PROBLEM TO WORK ON: Go through the entries, filter for the word "name", and copy every line that has it.

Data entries

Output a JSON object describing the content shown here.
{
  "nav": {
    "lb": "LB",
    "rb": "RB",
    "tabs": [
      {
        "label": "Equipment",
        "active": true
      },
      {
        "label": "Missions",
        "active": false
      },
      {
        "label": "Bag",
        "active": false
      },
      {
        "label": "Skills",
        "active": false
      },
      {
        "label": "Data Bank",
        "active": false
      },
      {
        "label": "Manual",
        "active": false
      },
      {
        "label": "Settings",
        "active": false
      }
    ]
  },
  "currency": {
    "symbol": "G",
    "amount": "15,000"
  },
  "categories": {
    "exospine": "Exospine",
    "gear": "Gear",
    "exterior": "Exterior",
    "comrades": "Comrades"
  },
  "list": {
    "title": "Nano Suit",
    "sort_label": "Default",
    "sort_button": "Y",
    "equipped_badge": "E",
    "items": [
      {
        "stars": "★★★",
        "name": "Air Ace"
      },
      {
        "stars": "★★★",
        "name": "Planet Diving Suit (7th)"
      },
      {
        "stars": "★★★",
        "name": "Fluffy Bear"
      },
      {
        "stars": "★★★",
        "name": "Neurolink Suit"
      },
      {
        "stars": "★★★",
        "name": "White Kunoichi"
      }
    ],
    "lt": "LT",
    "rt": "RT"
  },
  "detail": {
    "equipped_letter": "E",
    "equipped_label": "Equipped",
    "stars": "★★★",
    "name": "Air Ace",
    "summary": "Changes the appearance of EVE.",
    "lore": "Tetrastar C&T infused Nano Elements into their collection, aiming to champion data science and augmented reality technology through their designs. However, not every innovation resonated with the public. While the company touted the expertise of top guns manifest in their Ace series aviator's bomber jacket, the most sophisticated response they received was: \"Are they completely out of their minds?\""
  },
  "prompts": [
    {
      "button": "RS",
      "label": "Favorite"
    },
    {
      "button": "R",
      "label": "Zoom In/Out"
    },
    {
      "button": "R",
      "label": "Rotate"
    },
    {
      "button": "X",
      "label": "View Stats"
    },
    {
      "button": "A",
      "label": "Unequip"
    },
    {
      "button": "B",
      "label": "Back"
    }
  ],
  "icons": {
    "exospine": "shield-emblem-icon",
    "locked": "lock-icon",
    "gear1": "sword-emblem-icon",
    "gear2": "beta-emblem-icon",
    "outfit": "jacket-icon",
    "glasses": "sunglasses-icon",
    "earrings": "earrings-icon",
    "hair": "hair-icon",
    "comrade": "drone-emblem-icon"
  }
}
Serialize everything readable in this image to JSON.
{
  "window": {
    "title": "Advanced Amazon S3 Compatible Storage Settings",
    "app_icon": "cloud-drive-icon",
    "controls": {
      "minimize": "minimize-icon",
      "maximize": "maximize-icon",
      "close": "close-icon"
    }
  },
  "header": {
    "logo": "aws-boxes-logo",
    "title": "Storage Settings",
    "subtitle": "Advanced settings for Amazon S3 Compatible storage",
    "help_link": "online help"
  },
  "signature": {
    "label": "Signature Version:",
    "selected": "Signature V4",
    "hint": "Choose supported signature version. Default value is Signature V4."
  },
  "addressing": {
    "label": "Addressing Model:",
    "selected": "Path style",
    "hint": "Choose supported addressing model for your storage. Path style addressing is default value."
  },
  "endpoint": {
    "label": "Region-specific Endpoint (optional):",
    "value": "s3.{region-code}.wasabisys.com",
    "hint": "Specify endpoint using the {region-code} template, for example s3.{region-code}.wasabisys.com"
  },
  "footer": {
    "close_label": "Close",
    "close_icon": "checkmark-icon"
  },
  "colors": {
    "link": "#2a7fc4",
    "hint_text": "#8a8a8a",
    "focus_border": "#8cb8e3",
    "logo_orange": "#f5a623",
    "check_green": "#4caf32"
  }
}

YOUR RESPONSE:
        "name": "Air Ace"
        "name": "Planet Diving Suit (7th)"
        "name": "Fluffy Bear"
        "name": "Neurolink Suit"
        "name": "White Kunoichi"
    "name": "Air Ace",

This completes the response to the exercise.